>>>

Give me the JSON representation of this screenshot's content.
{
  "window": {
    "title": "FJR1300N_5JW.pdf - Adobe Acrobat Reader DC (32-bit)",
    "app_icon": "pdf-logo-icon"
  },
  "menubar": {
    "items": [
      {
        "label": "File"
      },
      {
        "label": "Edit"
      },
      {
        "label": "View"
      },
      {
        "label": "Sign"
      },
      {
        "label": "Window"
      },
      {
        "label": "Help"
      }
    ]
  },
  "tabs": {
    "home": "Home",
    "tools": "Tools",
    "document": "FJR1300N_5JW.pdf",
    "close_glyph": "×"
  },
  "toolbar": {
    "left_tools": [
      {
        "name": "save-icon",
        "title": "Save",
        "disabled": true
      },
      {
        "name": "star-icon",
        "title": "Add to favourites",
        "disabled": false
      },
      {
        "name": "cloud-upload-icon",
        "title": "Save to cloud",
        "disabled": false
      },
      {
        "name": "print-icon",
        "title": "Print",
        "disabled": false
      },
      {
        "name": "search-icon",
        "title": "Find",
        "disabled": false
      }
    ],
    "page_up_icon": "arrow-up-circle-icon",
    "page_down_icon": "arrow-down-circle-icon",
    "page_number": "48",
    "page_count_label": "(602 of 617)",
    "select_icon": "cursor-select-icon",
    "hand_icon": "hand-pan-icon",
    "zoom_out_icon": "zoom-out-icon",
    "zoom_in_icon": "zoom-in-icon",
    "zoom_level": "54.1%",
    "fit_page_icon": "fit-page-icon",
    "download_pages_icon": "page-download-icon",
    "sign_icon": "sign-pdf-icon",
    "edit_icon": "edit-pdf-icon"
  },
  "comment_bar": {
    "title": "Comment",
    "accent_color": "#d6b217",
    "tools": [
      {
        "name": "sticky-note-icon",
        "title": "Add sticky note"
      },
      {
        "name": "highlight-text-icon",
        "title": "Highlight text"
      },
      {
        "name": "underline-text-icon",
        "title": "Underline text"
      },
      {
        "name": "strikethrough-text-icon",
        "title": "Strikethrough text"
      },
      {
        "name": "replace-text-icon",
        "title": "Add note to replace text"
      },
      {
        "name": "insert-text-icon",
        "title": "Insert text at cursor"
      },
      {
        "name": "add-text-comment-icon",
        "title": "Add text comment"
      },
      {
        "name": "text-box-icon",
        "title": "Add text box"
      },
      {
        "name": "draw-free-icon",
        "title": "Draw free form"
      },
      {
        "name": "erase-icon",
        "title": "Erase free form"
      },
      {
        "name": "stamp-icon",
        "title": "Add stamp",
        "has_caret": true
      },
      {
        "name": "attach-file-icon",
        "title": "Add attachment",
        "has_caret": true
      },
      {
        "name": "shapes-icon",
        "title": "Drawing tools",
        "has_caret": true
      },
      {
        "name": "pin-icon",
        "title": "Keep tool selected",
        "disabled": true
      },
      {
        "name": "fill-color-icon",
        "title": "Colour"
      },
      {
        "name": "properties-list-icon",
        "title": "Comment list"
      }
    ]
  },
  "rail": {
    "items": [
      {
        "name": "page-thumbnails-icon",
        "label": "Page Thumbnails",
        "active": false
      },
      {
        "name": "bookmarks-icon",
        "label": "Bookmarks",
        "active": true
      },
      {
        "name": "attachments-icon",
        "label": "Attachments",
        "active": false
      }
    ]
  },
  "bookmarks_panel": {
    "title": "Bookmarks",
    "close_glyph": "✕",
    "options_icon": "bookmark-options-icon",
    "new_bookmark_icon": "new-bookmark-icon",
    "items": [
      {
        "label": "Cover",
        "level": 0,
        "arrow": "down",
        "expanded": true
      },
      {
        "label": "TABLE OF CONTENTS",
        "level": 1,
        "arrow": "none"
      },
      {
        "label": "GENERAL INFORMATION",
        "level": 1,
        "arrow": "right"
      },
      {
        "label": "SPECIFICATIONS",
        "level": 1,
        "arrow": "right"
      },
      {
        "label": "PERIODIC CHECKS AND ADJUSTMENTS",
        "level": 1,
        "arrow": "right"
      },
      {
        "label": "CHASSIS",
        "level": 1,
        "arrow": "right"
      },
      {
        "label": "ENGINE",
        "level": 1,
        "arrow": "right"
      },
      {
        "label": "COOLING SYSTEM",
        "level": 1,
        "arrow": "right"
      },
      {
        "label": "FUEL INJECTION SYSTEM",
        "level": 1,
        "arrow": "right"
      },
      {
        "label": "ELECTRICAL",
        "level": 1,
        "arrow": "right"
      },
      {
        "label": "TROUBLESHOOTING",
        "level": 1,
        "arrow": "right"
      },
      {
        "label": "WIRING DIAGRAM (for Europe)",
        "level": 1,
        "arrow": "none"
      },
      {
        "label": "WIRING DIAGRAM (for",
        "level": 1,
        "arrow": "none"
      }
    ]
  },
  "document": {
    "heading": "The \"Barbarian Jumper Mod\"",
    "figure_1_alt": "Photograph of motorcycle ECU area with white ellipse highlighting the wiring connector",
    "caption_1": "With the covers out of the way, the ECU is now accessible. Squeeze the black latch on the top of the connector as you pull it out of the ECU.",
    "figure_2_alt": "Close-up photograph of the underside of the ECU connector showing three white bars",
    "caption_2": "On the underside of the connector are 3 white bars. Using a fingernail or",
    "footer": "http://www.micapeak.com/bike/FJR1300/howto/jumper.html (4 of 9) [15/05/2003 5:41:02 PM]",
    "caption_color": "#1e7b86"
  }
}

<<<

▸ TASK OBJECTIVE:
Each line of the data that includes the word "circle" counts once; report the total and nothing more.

▸ SOLUTION TO THIS PROBLEM:
2